**Problem to work on**. Look through the listing below for the string "العنابر". Show each line where it occurs.

**Recorded data**.
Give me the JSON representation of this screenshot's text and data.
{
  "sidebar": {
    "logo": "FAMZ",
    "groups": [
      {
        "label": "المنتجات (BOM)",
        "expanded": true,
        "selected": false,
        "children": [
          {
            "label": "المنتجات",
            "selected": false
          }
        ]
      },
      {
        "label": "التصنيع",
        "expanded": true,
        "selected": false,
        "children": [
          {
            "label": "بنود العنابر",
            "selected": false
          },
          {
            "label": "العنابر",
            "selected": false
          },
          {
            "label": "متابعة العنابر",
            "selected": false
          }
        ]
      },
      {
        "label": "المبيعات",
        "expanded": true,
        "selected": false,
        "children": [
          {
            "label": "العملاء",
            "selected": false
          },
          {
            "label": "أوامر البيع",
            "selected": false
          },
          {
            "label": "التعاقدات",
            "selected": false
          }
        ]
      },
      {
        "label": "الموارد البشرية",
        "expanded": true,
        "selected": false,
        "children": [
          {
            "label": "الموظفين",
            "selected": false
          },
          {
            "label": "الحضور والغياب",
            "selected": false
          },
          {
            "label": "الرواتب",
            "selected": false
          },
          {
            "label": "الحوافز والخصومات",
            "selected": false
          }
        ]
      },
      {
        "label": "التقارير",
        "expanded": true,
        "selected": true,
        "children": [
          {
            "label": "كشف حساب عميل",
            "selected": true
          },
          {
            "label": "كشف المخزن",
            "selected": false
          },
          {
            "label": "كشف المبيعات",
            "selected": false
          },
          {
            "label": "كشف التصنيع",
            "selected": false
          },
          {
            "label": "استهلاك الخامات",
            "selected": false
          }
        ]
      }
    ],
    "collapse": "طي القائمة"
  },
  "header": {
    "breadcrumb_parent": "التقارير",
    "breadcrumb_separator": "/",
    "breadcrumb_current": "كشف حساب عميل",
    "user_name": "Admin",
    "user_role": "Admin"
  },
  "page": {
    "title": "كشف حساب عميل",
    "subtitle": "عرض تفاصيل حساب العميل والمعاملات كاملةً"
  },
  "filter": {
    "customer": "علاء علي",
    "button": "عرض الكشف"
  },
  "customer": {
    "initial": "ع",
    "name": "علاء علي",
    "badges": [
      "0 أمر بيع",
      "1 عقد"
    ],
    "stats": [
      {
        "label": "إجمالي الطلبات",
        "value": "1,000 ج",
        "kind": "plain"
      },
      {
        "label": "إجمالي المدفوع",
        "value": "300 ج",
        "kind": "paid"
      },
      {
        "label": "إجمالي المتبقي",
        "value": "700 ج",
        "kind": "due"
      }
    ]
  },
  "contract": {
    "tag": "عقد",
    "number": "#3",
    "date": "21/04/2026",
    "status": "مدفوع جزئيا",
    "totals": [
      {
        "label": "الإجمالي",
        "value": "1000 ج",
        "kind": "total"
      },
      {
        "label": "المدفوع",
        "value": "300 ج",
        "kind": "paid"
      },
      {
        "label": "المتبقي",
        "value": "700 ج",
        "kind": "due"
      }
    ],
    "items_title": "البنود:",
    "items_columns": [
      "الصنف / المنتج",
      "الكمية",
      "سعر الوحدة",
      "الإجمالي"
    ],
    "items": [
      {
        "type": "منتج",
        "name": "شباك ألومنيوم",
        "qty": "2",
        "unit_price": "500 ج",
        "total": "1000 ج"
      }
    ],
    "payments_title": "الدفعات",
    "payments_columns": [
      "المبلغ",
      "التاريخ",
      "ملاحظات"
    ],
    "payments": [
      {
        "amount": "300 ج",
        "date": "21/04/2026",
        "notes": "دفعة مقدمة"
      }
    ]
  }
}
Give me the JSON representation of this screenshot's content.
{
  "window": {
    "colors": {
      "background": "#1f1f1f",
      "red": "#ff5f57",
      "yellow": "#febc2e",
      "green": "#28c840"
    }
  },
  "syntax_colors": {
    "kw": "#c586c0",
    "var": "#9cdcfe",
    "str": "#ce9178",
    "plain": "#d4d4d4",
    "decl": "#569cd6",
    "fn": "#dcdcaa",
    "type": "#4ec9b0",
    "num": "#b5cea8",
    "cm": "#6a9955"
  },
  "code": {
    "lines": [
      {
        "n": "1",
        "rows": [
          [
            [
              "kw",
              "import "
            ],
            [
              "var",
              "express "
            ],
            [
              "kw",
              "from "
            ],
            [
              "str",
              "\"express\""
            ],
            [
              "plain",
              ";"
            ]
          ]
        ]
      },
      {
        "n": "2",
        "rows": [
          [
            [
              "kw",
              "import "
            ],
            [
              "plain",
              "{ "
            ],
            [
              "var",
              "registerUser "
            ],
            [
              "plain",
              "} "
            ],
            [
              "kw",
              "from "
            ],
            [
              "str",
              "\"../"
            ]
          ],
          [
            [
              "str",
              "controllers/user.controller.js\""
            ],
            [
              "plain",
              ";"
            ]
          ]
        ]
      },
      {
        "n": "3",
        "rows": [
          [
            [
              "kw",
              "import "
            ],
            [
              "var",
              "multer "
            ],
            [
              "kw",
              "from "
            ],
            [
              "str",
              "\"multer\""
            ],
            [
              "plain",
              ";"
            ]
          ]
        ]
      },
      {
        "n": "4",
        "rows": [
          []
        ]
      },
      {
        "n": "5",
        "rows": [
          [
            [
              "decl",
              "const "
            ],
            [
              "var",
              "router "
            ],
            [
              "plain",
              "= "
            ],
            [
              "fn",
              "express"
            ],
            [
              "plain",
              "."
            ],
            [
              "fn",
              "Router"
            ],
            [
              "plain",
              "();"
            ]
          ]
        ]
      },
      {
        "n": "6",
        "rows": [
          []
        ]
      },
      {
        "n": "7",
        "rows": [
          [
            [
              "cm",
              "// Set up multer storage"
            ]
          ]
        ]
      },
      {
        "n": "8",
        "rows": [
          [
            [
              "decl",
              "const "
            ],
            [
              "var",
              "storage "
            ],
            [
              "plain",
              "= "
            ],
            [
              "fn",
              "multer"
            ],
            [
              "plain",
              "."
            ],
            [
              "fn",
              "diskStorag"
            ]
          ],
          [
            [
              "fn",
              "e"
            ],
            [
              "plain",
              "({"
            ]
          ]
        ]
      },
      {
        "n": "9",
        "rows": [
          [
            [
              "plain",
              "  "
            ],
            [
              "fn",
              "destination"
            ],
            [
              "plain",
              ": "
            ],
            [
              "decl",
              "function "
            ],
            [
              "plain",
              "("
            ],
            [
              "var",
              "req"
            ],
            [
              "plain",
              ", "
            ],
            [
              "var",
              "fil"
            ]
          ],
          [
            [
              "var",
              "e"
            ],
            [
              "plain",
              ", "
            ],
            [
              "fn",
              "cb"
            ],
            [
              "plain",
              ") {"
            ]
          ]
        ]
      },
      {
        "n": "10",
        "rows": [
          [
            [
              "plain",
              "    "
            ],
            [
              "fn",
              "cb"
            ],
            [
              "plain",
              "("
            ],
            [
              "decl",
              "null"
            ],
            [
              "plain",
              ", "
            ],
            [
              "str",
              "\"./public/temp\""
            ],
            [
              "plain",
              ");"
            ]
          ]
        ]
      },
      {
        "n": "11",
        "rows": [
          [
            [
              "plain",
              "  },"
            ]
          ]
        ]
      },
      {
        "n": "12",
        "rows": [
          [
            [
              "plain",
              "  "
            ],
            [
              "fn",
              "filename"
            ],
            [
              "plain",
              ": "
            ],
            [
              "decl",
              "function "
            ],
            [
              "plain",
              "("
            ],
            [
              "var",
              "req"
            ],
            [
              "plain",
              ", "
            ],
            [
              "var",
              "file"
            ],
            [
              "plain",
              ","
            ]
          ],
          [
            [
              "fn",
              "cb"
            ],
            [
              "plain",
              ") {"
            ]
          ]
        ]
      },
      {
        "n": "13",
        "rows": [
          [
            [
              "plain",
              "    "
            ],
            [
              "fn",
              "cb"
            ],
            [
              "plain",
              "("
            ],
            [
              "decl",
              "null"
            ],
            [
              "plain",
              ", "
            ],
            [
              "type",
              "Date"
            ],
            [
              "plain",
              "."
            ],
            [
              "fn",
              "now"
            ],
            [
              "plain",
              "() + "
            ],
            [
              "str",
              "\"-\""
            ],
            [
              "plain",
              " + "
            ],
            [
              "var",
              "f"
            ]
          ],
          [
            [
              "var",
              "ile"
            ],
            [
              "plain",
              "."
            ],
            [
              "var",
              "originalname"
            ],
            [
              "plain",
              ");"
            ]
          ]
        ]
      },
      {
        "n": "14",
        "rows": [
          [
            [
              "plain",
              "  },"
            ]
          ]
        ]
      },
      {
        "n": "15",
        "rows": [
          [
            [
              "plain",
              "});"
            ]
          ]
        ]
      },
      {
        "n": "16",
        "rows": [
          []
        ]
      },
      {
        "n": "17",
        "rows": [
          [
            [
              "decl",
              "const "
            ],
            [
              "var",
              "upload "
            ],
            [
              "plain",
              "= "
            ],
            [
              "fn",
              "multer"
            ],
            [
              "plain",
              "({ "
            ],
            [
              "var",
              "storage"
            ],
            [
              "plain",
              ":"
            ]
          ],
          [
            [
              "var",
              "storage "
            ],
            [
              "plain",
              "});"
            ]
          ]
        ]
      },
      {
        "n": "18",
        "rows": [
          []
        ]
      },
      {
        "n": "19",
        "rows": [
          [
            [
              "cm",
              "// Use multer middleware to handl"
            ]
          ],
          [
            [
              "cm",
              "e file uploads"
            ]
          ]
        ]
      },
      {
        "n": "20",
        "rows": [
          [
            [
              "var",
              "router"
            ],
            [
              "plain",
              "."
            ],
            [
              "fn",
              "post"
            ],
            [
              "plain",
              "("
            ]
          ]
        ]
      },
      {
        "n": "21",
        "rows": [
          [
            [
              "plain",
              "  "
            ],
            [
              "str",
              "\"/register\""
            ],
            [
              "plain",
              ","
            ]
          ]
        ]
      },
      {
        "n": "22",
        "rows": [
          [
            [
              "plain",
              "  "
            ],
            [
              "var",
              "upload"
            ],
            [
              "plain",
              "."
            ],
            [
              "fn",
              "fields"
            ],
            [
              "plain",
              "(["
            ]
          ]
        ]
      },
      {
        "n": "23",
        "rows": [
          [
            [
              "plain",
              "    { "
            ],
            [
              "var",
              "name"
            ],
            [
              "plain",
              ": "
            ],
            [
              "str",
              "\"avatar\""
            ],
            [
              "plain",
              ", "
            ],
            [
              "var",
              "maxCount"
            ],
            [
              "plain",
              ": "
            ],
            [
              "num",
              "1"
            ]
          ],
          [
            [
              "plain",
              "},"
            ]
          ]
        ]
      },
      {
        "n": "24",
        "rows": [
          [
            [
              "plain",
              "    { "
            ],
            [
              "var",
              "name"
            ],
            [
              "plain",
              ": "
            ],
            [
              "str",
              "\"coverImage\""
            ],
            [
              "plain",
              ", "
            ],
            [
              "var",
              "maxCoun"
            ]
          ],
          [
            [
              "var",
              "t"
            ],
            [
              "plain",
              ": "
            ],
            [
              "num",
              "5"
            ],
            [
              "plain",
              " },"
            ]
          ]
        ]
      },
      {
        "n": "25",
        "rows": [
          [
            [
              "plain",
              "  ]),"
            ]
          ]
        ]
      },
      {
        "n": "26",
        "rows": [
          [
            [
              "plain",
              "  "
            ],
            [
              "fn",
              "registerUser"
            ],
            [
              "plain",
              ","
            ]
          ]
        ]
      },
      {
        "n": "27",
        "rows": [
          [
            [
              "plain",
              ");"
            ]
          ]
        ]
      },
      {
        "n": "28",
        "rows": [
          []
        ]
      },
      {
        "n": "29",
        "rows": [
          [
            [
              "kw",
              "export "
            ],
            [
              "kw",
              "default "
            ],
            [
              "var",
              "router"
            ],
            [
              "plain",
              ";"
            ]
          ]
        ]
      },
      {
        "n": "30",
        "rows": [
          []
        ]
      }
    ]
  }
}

**Output of the task**.
            "label": "بنود العنابر",
            "label": "العنابر",
            "label": "متابعة العنابر",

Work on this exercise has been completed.